This may come as a shocker to many Californians, but fewer motorists appear to be using hand-held cellphones as they drive along state highways and city streets.
In a survey released Wednesday by the Office of Traffic Safety, the percentage of drivers using cellphones -- hand-held or hands free -- has fallen from 10.8 percent in 2012 to 7.4 percent this year. The largest drop, 33 percent, was from those holding a cellphone to their ear in violation of state law.
But at the same time, the number of motorists who take their eyes off the road when texting rose to 2.5 percent from 1.7 percent. While that may not seem like a lot, safety officials warn it is a troubling trend especially since it is harder to detect a texting driver who often will hold their phone in their lap and out of sight.
"It's discouraging to see that texting is still significantly higher than in 2011," said OTS spokesman Chris Cochran.
The Highway Patrol and 250 police departments across the state issued 57,000 cellphone tickets in April during the annual monthly crackdown. That is the same number as a year ago and 21,000 more than the 36,000 issued in a typical month.
Another 3,500 citations were handed out for other types of distracted driving violations last month.
The survey involved sending teams of watchers to highway offramps and intersections in 17 counties from February through April. They observed 6,099 drivers and attempted to judge their cellphone use.
The study admits the results are likely the low-end indicators because of the short, limited view observers had of whether a driver was using a phone, especially for texting.
But California gets top accolades for its efforts to stem the dangers distracted drivers pose.
"California continues to be a model in distracted-driving education and enforcement," said Jonathan Aidkins of the Governors Highway Safety Association. "No other state is so consistently and thoroughly addressing this problem.
"Based on our experiences with the high-visibility enforcement model being employed in California, we'd expect hand-held use to be declining. ... But just as we saw with seat belts and drunk driving, it will take some time for a broad cultural change to occur in which using a cellphone while driving is rarely seen."
Walter Brem, of El Cerrito, says he sees fewer people using their cellphones but isn't ready to say the problem has greatly eased.
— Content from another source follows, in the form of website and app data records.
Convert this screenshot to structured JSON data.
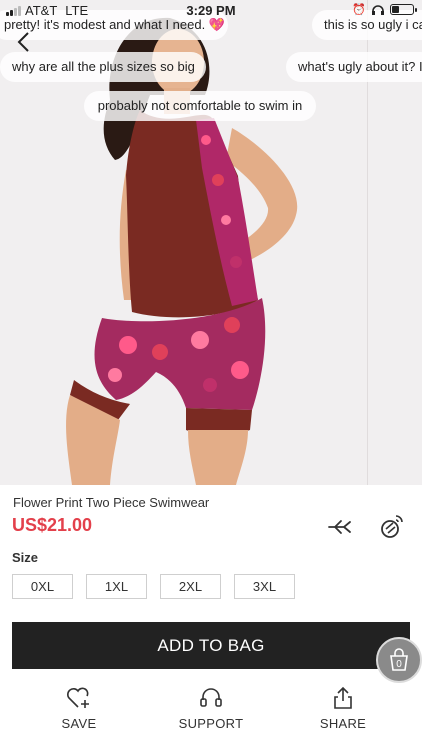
{
  "status_bar": {
    "carrier": "AT&T",
    "network": "LTE",
    "time": "3:29 PM",
    "battery_level": 0.3
  },
  "comments": [
    "pretty! it's modest and what I need.",
    "this is so ugly i ca",
    "why are all the plus sizes so big",
    "what's ugly about it? I",
    "probably not comfortable to swim in"
  ],
  "comment_emoji": "💖",
  "product": {
    "title": "Flower Print Two Piece Swimwear",
    "price": "US$21.00",
    "size_label": "Size",
    "sizes": [
      "0XL",
      "1XL",
      "2XL",
      "3XL"
    ]
  },
  "add_to_bag_label": "ADD TO BAG",
  "cart_count": "0",
  "actions": {
    "save": "SAVE",
    "support": "SUPPORT",
    "share": "SHARE"
  },
  "colors": {
    "price": "#e3404b",
    "button": "#222222",
    "top": "#7a2a22"
  },
  "icons": [
    "back-arrow-icon",
    "cast-icon",
    "satellite-icon",
    "cart-icon",
    "heart-plus-icon",
    "headset-icon",
    "share-icon"
  ]
}
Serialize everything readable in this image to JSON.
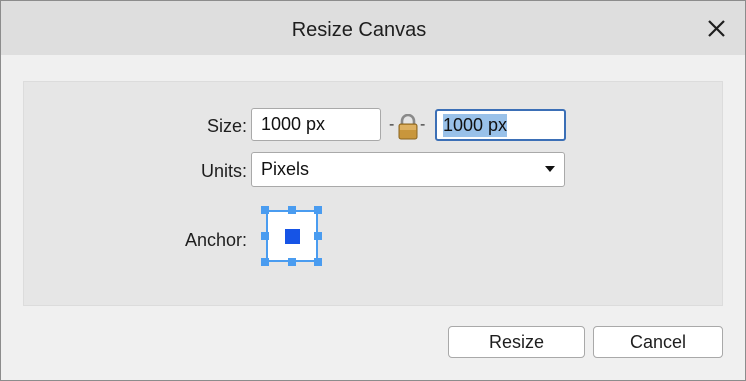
{
  "dialog": {
    "title": "Resize Canvas",
    "close_icon": "close-icon"
  },
  "size": {
    "label": "Size:",
    "width_value": "1000 px",
    "height_value": "1000 px",
    "lock_icon": "lock-icon",
    "link_dash": "-"
  },
  "units": {
    "label": "Units:",
    "selected": "Pixels",
    "arrow_icon": "dropdown-arrow-icon"
  },
  "anchor": {
    "label": "Anchor:",
    "selected": "center"
  },
  "buttons": {
    "resize": "Resize",
    "cancel": "Cancel"
  },
  "colors": {
    "accent": "#4a9cf0",
    "anchor_selected": "#1654e6",
    "selection": "#99c1e9",
    "focus_border": "#3b6fb6"
  }
}
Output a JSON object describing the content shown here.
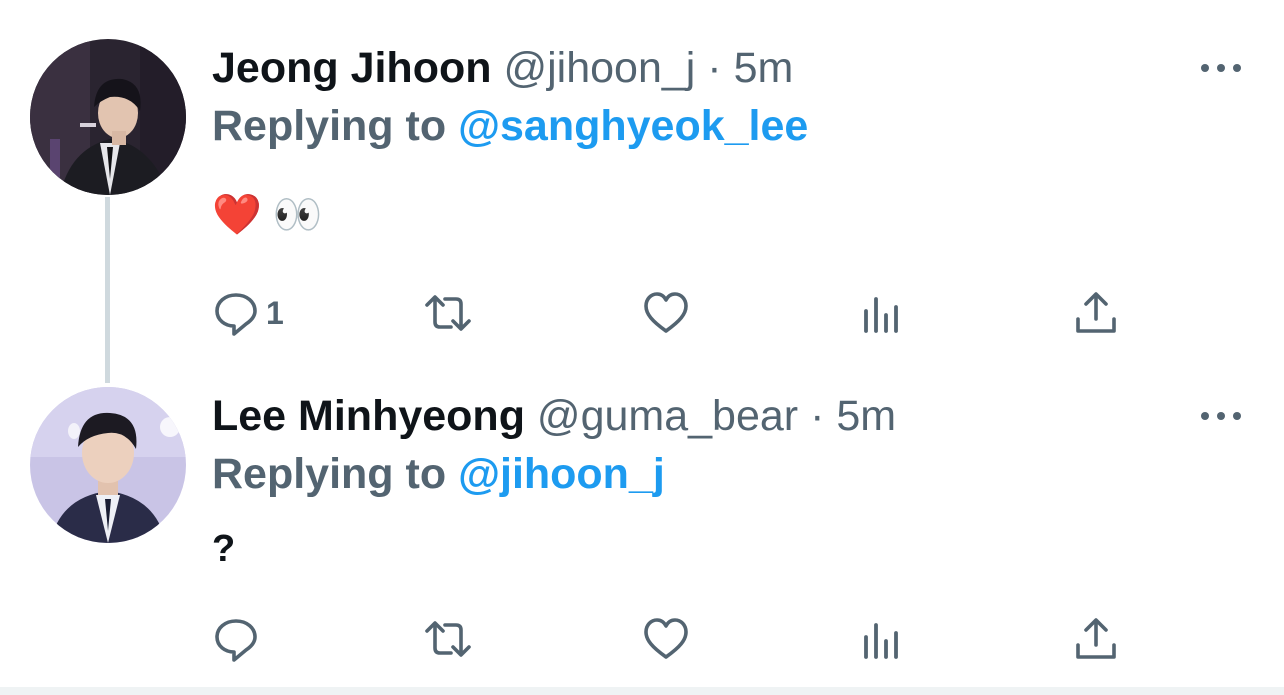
{
  "tweets": [
    {
      "display_name": "Jeong Jihoon",
      "handle": "@jihoon_j",
      "separator": "·",
      "time": "5m",
      "reply_label": "Replying to",
      "reply_to": "@sanghyeok_lee",
      "body": "❤️ 👀",
      "reply_count": "1",
      "icons": [
        "reply-icon",
        "retweet-icon",
        "like-icon",
        "views-icon",
        "share-icon",
        "more-icon"
      ]
    },
    {
      "display_name": "Lee Minhyeong",
      "handle": "@guma_bear",
      "separator": "·",
      "time": "5m",
      "reply_label": "Replying to",
      "reply_to": "@jihoon_j",
      "body": "?",
      "reply_count": "",
      "icons": [
        "reply-icon",
        "retweet-icon",
        "like-icon",
        "views-icon",
        "share-icon",
        "more-icon"
      ]
    }
  ],
  "colors": {
    "text_primary": "#0f1419",
    "text_secondary": "#536471",
    "accent": "#1d9bf0",
    "thread_line": "#cfd9de",
    "background": "#ffffff"
  }
}
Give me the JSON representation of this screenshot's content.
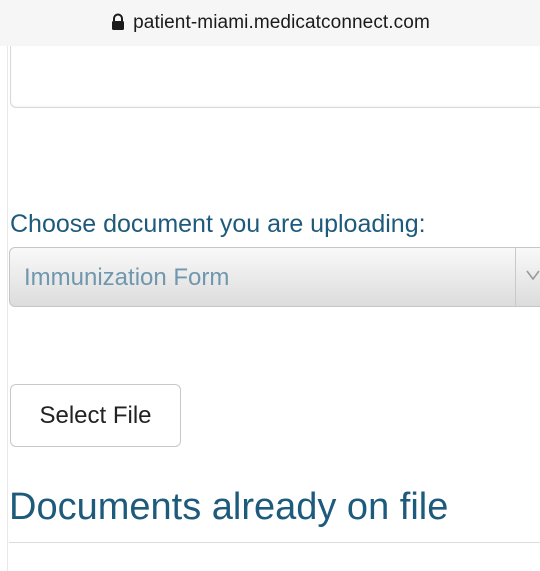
{
  "browser": {
    "url": "patient-miami.medicatconnect.com",
    "lock_icon": "lock-icon"
  },
  "form": {
    "document_label": "Choose document you are uploading:",
    "document_select": {
      "selected": "Immunization Form",
      "chevron_icon": "chevron-down-icon"
    },
    "select_file_label": "Select File"
  },
  "documents_section": {
    "heading": "Documents already on file"
  },
  "colors": {
    "heading": "#1d5a7c",
    "select_text": "#6f97ad",
    "url_bar_bg": "#f6f6f6"
  }
}
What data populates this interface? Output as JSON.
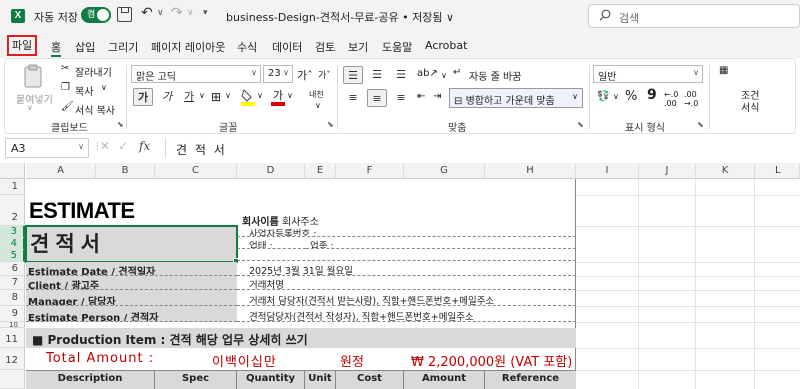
{
  "titlebar": {
    "app_logo": "X",
    "autosave_label": "자동 저장",
    "autosave_state": "켬",
    "doc_title": "business-Design-견적서-무료-공유 • 저장됨 ∨",
    "search_placeholder": "검색"
  },
  "menu": {
    "tabs": [
      "파일",
      "홈",
      "삽입",
      "그리기",
      "페이지 레이아웃",
      "수식",
      "데이터",
      "검토",
      "보기",
      "도움말",
      "Acrobat"
    ]
  },
  "ribbon": {
    "clipboard": {
      "paste": "붙여넣기",
      "cut": "잘라내기",
      "copy": "복사",
      "format_painter": "서식 복사",
      "group_label": "클립보드"
    },
    "font": {
      "font_name": "맑은 고딕",
      "font_size": "23",
      "group_label": "글꼴",
      "bold": "가",
      "italic": "가",
      "underline": "가",
      "phonetic": "내천"
    },
    "alignment": {
      "wrap_text": "자동 줄 바꿈",
      "merge_center": "병합하고 가운데 맞춤",
      "group_label": "맞춤"
    },
    "number": {
      "format": "일반",
      "group_label": "표시 형식",
      "percent": "%",
      "comma": "9"
    },
    "styles": {
      "conditional_1": "조건",
      "conditional_2": "서식"
    }
  },
  "formula_bar": {
    "name_box": "A3",
    "fx": "fx",
    "formula": "견 적 서"
  },
  "grid": {
    "columns": [
      "A",
      "B",
      "C",
      "D",
      "E",
      "F",
      "G",
      "H",
      "I",
      "J",
      "K",
      "L"
    ],
    "rows": [
      "1",
      "2",
      "3",
      "4",
      "5",
      "6",
      "7",
      "8",
      "9",
      "10",
      "11",
      "12"
    ]
  },
  "sheet": {
    "estimate_title": "ESTIMATE",
    "doc_title_kr": "견적서",
    "company_name_label": "회사이름",
    "company_address": "회사주소",
    "biz_reg_no": "사업자등록번호 :",
    "biz_type": "업태 :",
    "biz_item": "업종 :",
    "estimate_date_label": "Estimate Date / 견적일자",
    "estimate_date_value": "2025년 3월 31일 월요일",
    "client_label": "Client / 광고주",
    "client_value": "거래처명",
    "manager_label": "Manager / 담당자",
    "manager_value": "거래처 담당자(견적서 받는사람), 직함+핸드폰번호+메일주소",
    "estimator_label": "Estimate Person / 견적자",
    "estimator_value": "견적담당자(견적서 작성자), 직함+핸드폰번호+메일주소",
    "production_item": "■ Production Item  :  견적 해당 업무 상세히 쓰기",
    "total_label": "Total Amount :",
    "total_korean": "이백이십만",
    "total_won_unit": "원정",
    "total_numeric": "₩ 2,200,000원 (VAT 포함)",
    "table_headers": [
      "Description",
      "Spec",
      "Quantity",
      "Unit",
      "Cost",
      "Amount",
      "Reference"
    ]
  },
  "colors": {
    "excel_green": "#107c41",
    "highlight_gray": "#d9d9d9",
    "total_red": "#c00000",
    "file_tab_outline": "#e02020"
  }
}
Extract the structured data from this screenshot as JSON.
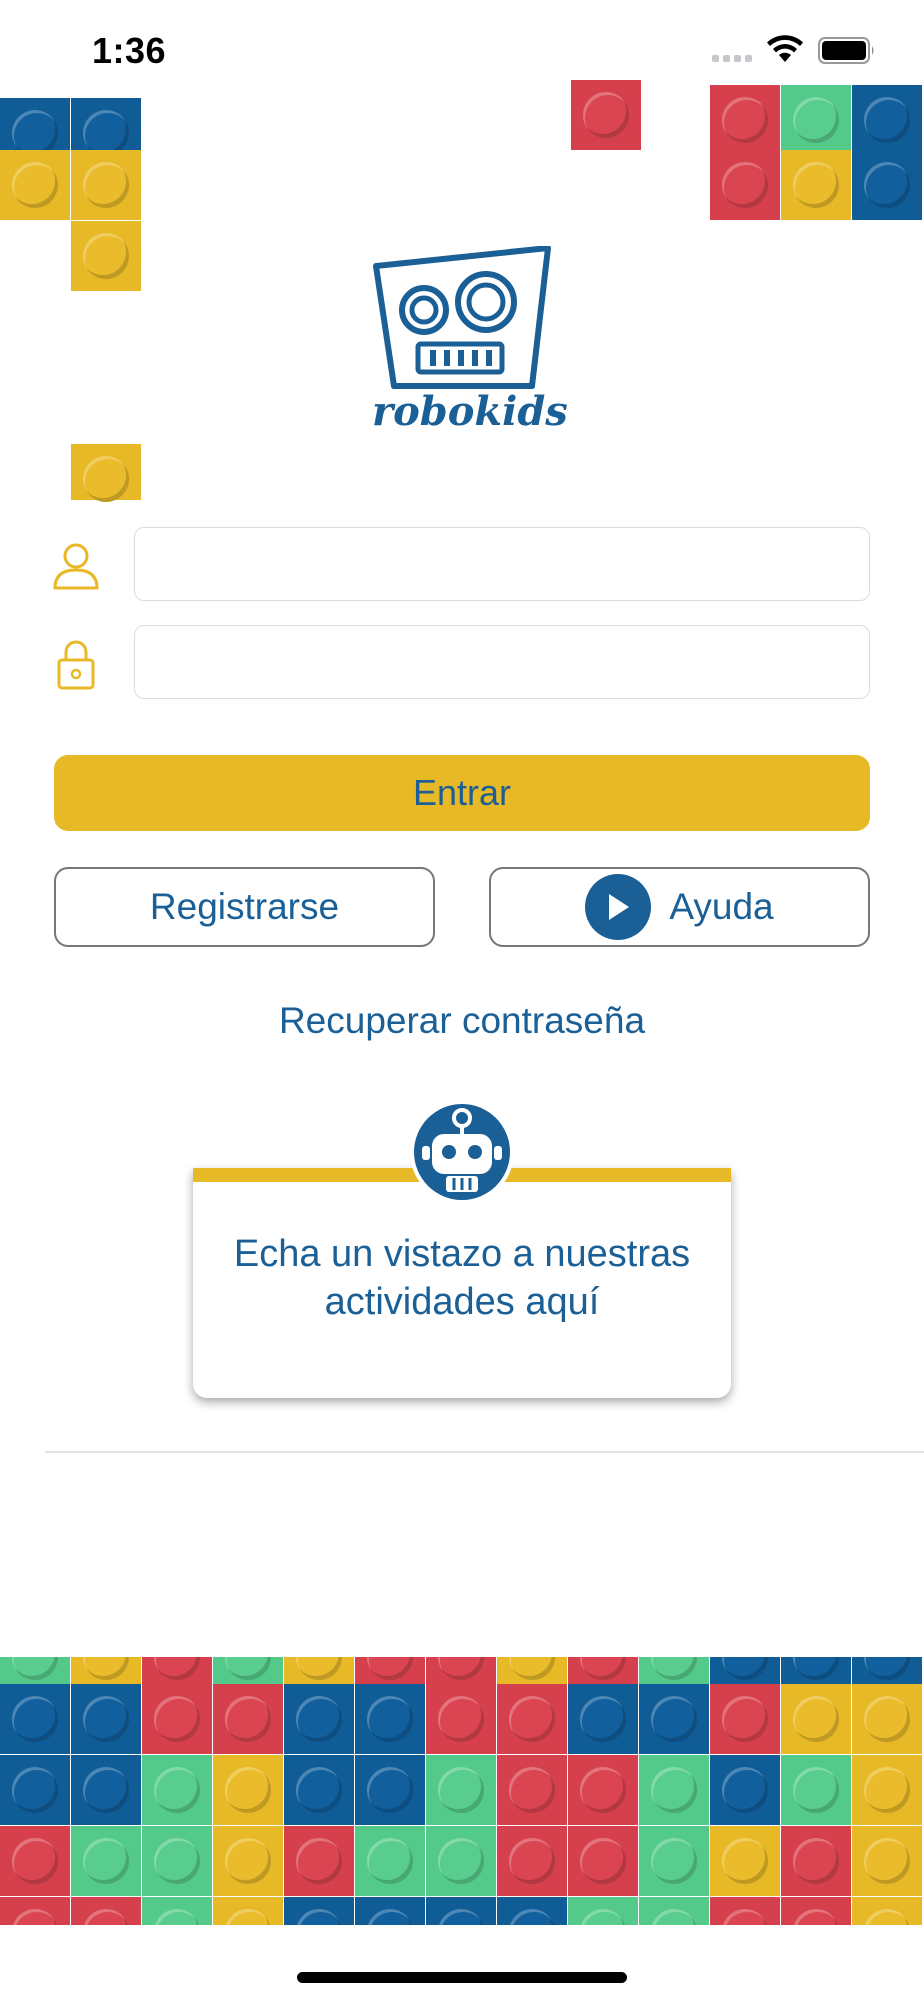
{
  "status_bar": {
    "time": "1:36"
  },
  "app": {
    "logo_text": "robokids"
  },
  "login": {
    "username_placeholder": "",
    "password_placeholder": "",
    "enter_label": "Entrar",
    "register_label": "Registrarse",
    "help_label": "Ayuda",
    "recover_label": "Recuperar contraseña"
  },
  "promo_card": {
    "text": "Echa un vistazo a nuestras actividades aquí"
  },
  "colors": {
    "brand_blue": "#1a5f96",
    "brand_yellow": "#e8b927",
    "brick_red": "#d6404d",
    "brick_green": "#53c98a"
  },
  "icons": [
    "user-icon",
    "lock-icon",
    "play-icon",
    "robot-icon",
    "wifi-icon",
    "battery-icon"
  ]
}
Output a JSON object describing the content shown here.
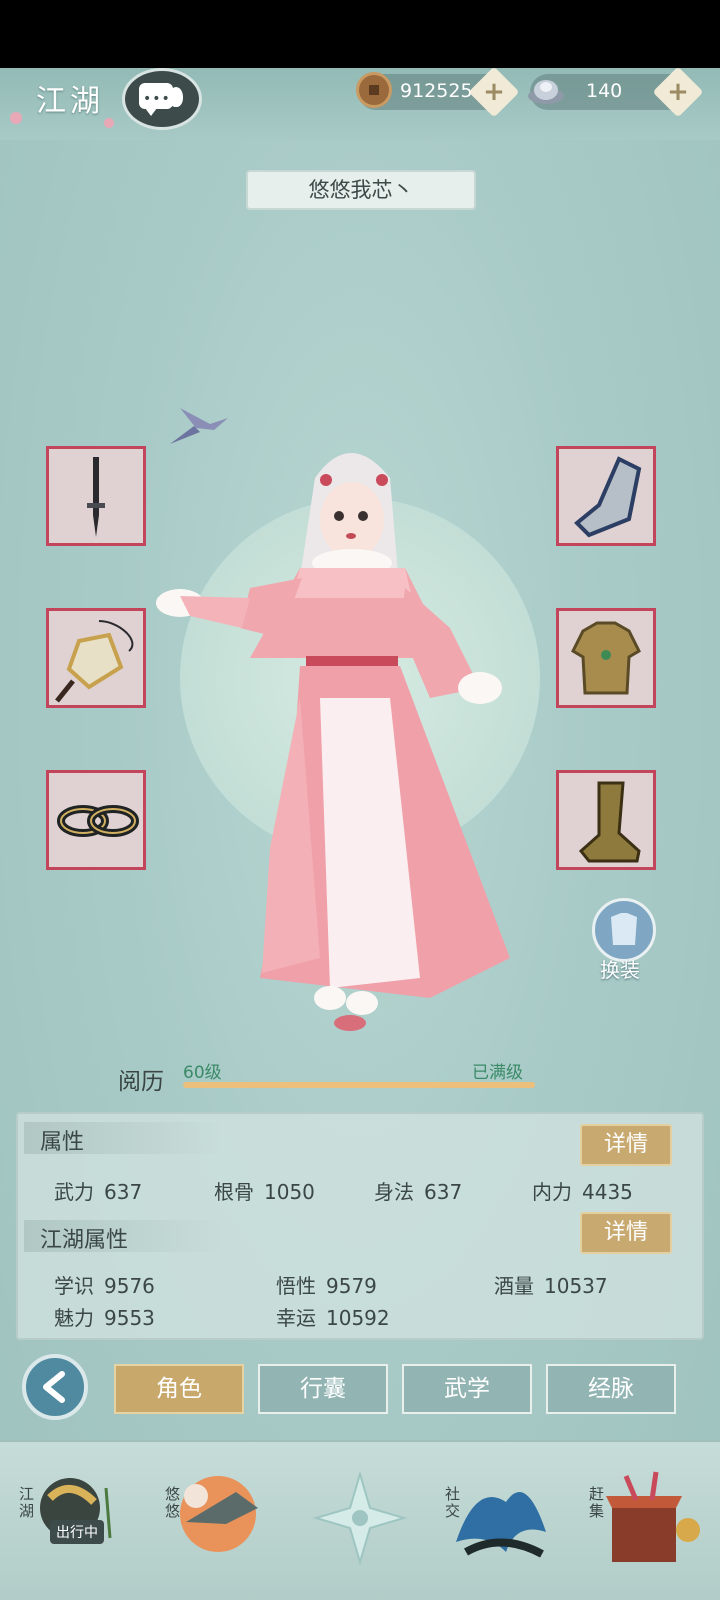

"I see a lot of people in my rearview mirror and in front of me with their heads down," he said. "Now what can that suggest?"
And Keith Thompson, of Newark, when asked if he thought fewer people were distracted by their cellphones replied emphatically: "No!"
"For many people the cellphone becomes the center of their attention," he added. "Not good while driving a car."
Alameda County Sgt. Tom Rodrigues issued seven cellphone tickets on Tuesday and two more on Wednesday -- one to a woman who was arguing with her husband via texts.
"People are not getting the clue," Rodrigues said. "Both cellphone use and texting are still a big problem. Even with all the (citations) written, people still don't get it. This is in epidemic proportion as of late. People are still talking and texting, like never before."
Contact Gary Richards at 408-920-5335.
Put your cell phone out of reach or turn it off when you get in the car so you won't be tempted to use it.
Mention on your outgoing voice mail message that you can't answer because you might be driving.
Don't call or text anyone when there is a good chance that they may be driving.
If you must call or text, pull into a parking space.
Never check Facebook, run an app, read or otherwise allow your full attention to leave the task of safely driving.
Source: Office of Traffic Safety